Child & Adolescent Psychopathology: Assessment & Diagnosis
This course introduces students to the major disorders typically diagnosed in childhood and adolescence, including the DSM-5 diagnostic criteria, current information on their etiology and the latest research on the most effective assessment and treatment. Students examine the complexity of child psychopathology from an integrated perspective that considers biological, psychological, social and contextual influences on its development. The course aims to strengthen the critical thinking and conceptual skills necessary to formulate comprehensive case formulations and develop accurate diagnoses. Upon completion of the course, you will be able to accurately conceptualize and diagnose complex diagnostic presentations in childhood and adolescence, including disruptive behavior disorders, affective disorders, anxiety disorders, autism spectrum disorder and eating disorders.
Approaches to Child & Adolescent Treatment
This course is designed to provide students with comprehensive information and practical tools for providing evidence-based treatment to children experiencing a range of emotional and/or behavioral problems. You’ll learn about various treatment implementation approaches, and examine the application of those treatment approaches with diverse families (culturally, ethnically, sexually, economically, etc.). The course will use didactic (reading, lecture, in-class discussion), skills demonstration (modeling, role-playing) and assessment (presentations, written assignments) to achieve learning goals. By the end of the quarter, students should have an understanding of the most effective treatments across a range of different childhood disorders, a rubric for understanding how to make treatment decisions, and have some experiential awareness of delivery of evidence-based treatment elements.
Treatment for Trauma & Anxiety

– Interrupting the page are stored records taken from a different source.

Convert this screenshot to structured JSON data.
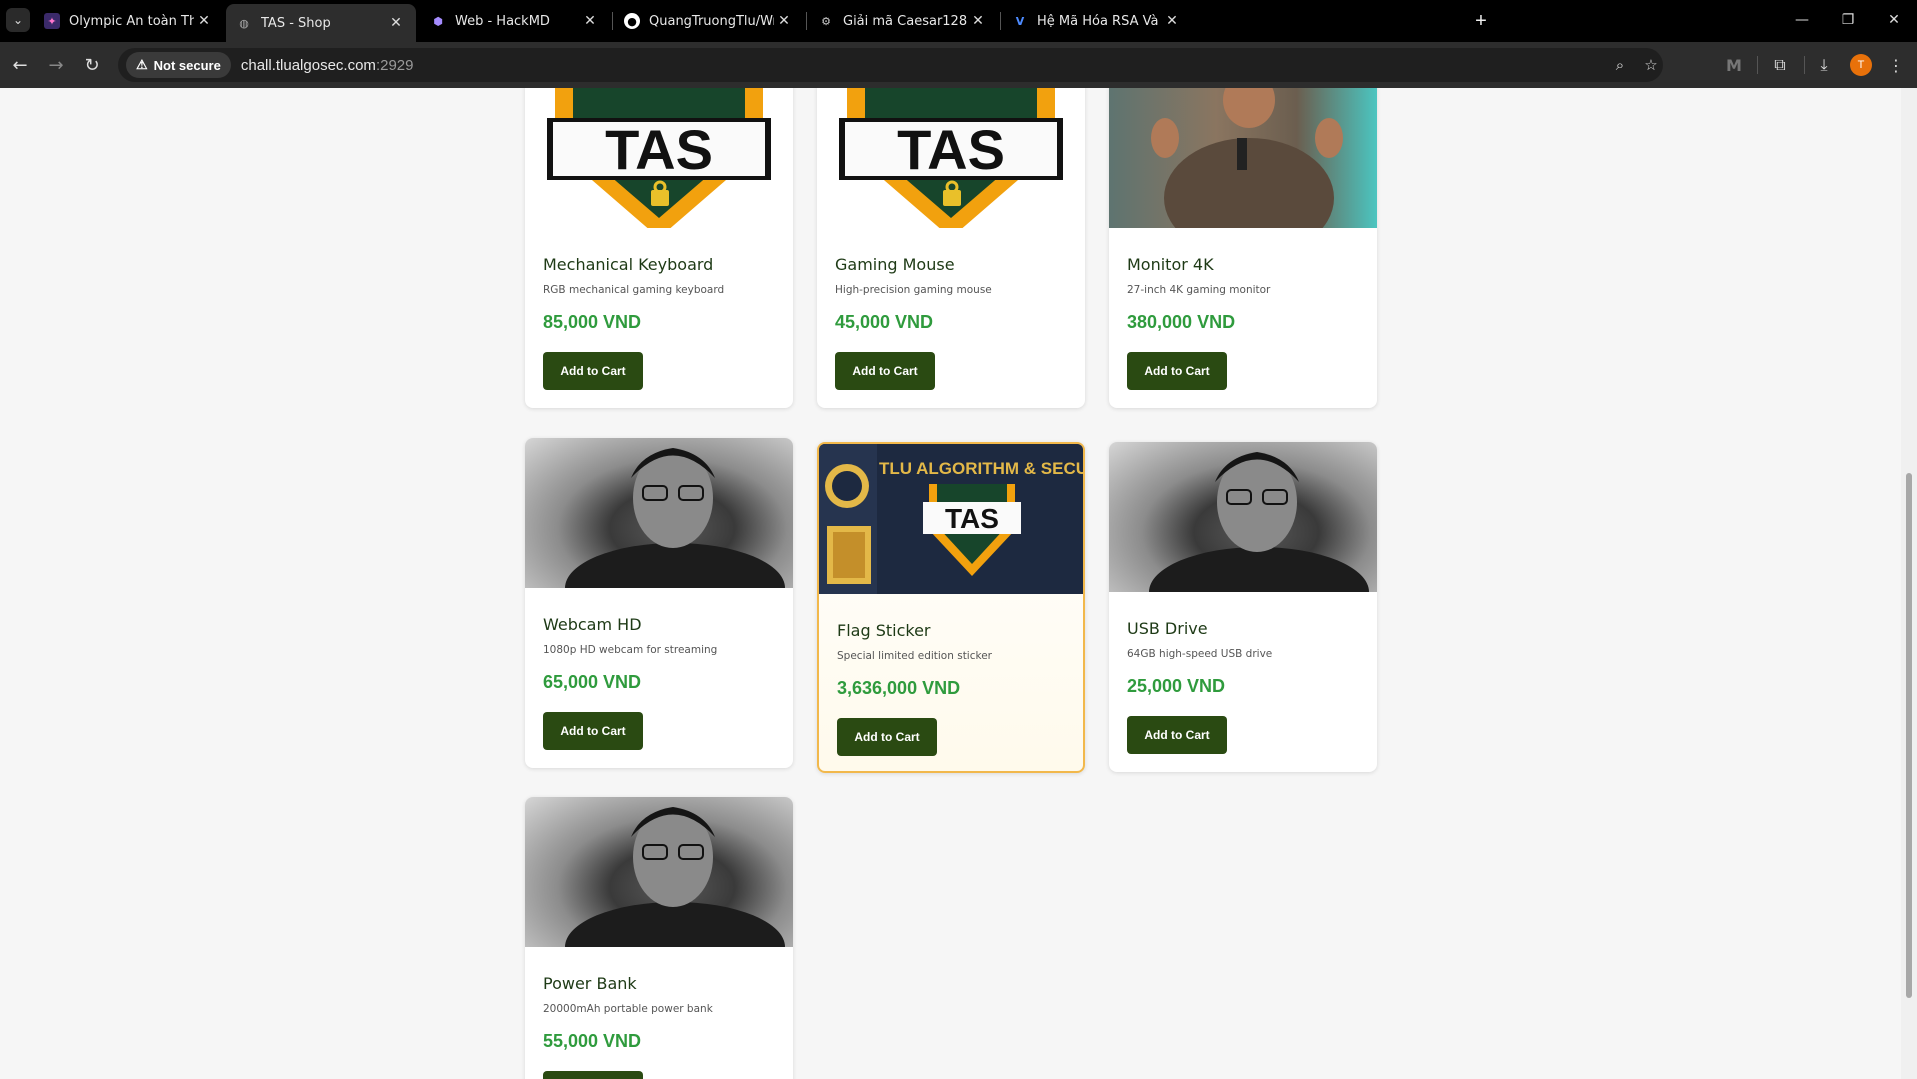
{
  "browser": {
    "tabs": [
      {
        "title": "Olympic An toàn Thông tin cấp",
        "icon": "olympic-logo-icon"
      },
      {
        "title": "TAS - Shop",
        "icon": "globe-icon"
      },
      {
        "title": "Web - HackMD",
        "icon": "hackmd-icon"
      },
      {
        "title": "QuangTruongTlu/WriteUp: A pl",
        "icon": "github-icon"
      },
      {
        "title": "Giải mã Caesar128",
        "icon": "gear-icon"
      },
      {
        "title": "Hệ Mã Hóa RSA Và Chữ Ký Số -",
        "icon": "v-logo-icon"
      }
    ],
    "security_label": "Not secure",
    "url_host": "chall.tlualgosec.com",
    "url_port": ":2929",
    "profile_initial": "T"
  },
  "shop": {
    "button_label": "Add to Cart",
    "products": [
      {
        "name": "Mechanical Keyboard",
        "description": "RGB mechanical gaming keyboard",
        "price": "85,000 VND",
        "image": "tas-logo"
      },
      {
        "name": "Gaming Mouse",
        "description": "High-precision gaming mouse",
        "price": "45,000 VND",
        "image": "tas-logo"
      },
      {
        "name": "Monitor 4K",
        "description": "27-inch 4K gaming monitor",
        "price": "380,000 VND",
        "image": "photo"
      },
      {
        "name": "Webcam HD",
        "description": "1080p HD webcam for streaming",
        "price": "65,000 VND",
        "image": "portrait"
      },
      {
        "name": "Flag Sticker",
        "description": "Special limited edition sticker",
        "price": "3,636,000 VND",
        "image": "banner"
      },
      {
        "name": "USB Drive",
        "description": "64GB high-speed USB drive",
        "price": "25,000 VND",
        "image": "portrait"
      },
      {
        "name": "Power Bank",
        "description": "20000mAh portable power bank",
        "price": "55,000 VND",
        "image": "portrait"
      }
    ],
    "banner_text": "TLU ALGORITHM & SECU",
    "logo_text": "TAS"
  },
  "colors": {
    "price": "#2f9b3d",
    "button": "#2a4a12",
    "special_border": "#f2b84b"
  }
}
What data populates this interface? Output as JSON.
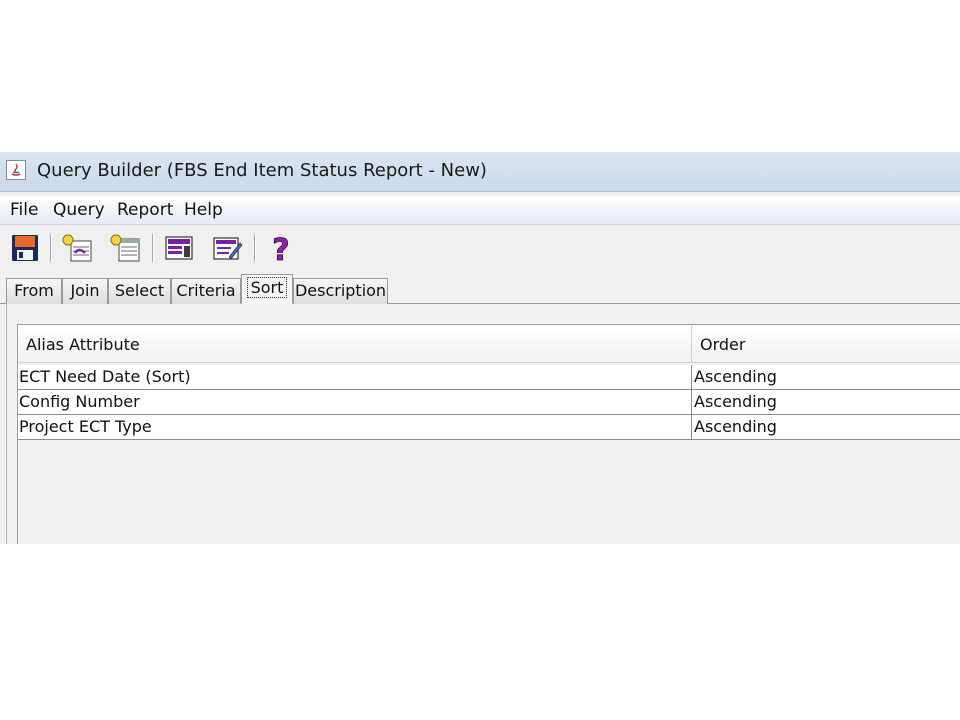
{
  "window": {
    "title": "Query Builder (FBS End Item Status Report - New)"
  },
  "menu": {
    "items": [
      "File",
      "Query",
      "Report",
      "Help"
    ]
  },
  "toolbar": {
    "buttons": [
      "save-icon",
      "add-join-icon",
      "add-select-icon",
      "criteria-icon",
      "edit-icon",
      "help-icon"
    ]
  },
  "tabs": {
    "items": [
      "From",
      "Join",
      "Select",
      "Criteria",
      "Sort",
      "Description"
    ],
    "active": "Sort"
  },
  "sort_table": {
    "columns": [
      "Alias Attribute",
      "Order"
    ],
    "rows": [
      [
        "ECT Need Date (Sort)",
        "Ascending"
      ],
      [
        "Config Number",
        "Ascending"
      ],
      [
        "Project ECT Type",
        "Ascending"
      ]
    ]
  },
  "colors": {
    "titlebar": "#c9d8ea",
    "window_bg": "#f0f0f0",
    "help_icon": "#8b1fa8"
  }
}
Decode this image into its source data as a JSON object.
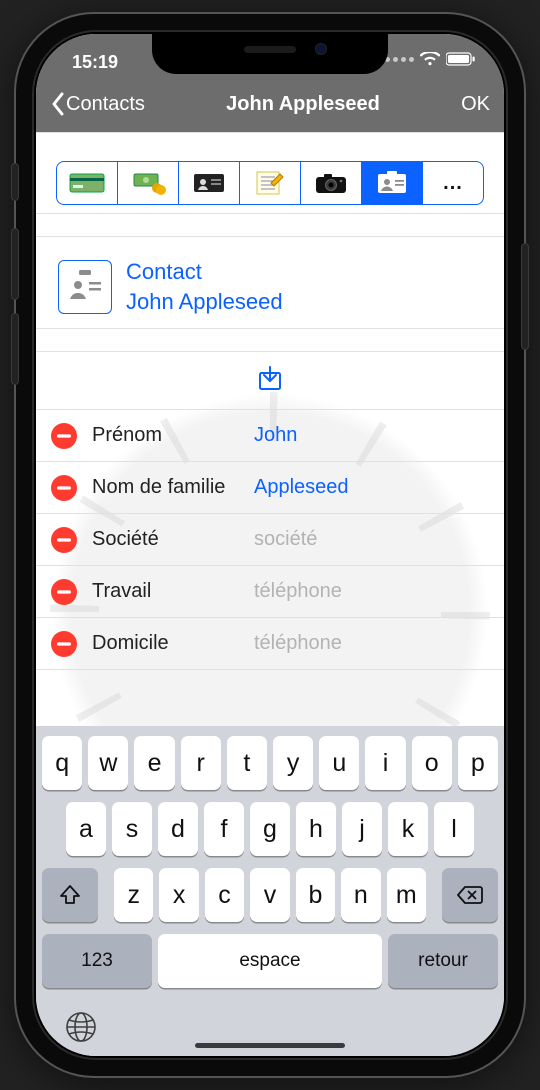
{
  "status": {
    "time": "15:19"
  },
  "nav": {
    "back": "Contacts",
    "title": "John Appleseed",
    "ok": "OK"
  },
  "colors": {
    "accent": "#0b62ff",
    "danger": "#ff3b30"
  },
  "segmented": {
    "tabs": [
      {
        "name": "credit-card-icon"
      },
      {
        "name": "money-icon"
      },
      {
        "name": "id-card-icon"
      },
      {
        "name": "notes-icon"
      },
      {
        "name": "camera-icon"
      },
      {
        "name": "contact-icon",
        "active": true
      },
      {
        "name": "more",
        "label": "..."
      }
    ]
  },
  "summary": {
    "type_label": "Contact",
    "name": "John Appleseed"
  },
  "fields": [
    {
      "label": "Prénom",
      "value": "John",
      "placeholder": ""
    },
    {
      "label": "Nom de familie",
      "value": "Appleseed",
      "placeholder": ""
    },
    {
      "label": "Société",
      "value": "",
      "placeholder": "société"
    },
    {
      "label": "Travail",
      "value": "",
      "placeholder": "téléphone"
    },
    {
      "label": "Domicile",
      "value": "",
      "placeholder": "téléphone"
    }
  ],
  "keyboard": {
    "row1": [
      "q",
      "w",
      "e",
      "r",
      "t",
      "y",
      "u",
      "i",
      "o",
      "p"
    ],
    "row2": [
      "a",
      "s",
      "d",
      "f",
      "g",
      "h",
      "j",
      "k",
      "l"
    ],
    "row3": [
      "z",
      "x",
      "c",
      "v",
      "b",
      "n",
      "m"
    ],
    "numKey": "123",
    "space": "espace",
    "ret": "retour"
  }
}
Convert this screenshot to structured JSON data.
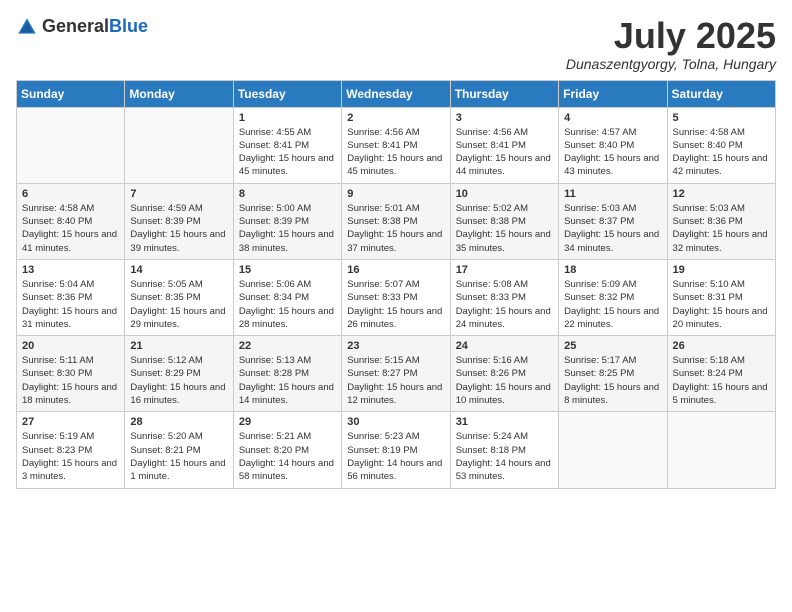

In this course, students learn to treat post-traumatic stress disorder and associated symptoms through learning a cognitive behavioral approach specific to trauma treatment. Students learn Trauma-Focused Cognitive Behavioral Therapy, the most well-researched trauma treatment for children and adolescents. Students also learn therapeutic approaches that are helpful in the treatment of anxiety, especially specific phobias and generalized anxiety.
Critical Thinking about Research & Ethics
Leadership in the area of child psychology and treatment requires the capacity to think critically about current research and to communicate current findings to others. It also involves knowledge of ethical principles for working with children and families. This course will provide students with an understanding of core concepts in research methodology and how to critically evaluate research findings. Ethical guidelines for practice and research will also be discussed.
Extreme & Complex Needs
In this course, students learn to effectively treat more challenging disorders, such as conduct disorder, substance abuse and suicidal behaviors. For children and families in which these problems exist, symptom presentation is often complicated by difficulties in school, involvement in the juvenile justice system and often involvement in the child welfare system. In addition to learning several evidence-based approaches (including the principles of Multisystemic Therapy and Dialectical Behavior Therapy), students learn how to work effectively in multidisciplinary teams and manage the complex needs of these families. Students also learn motivational interviewing techniques.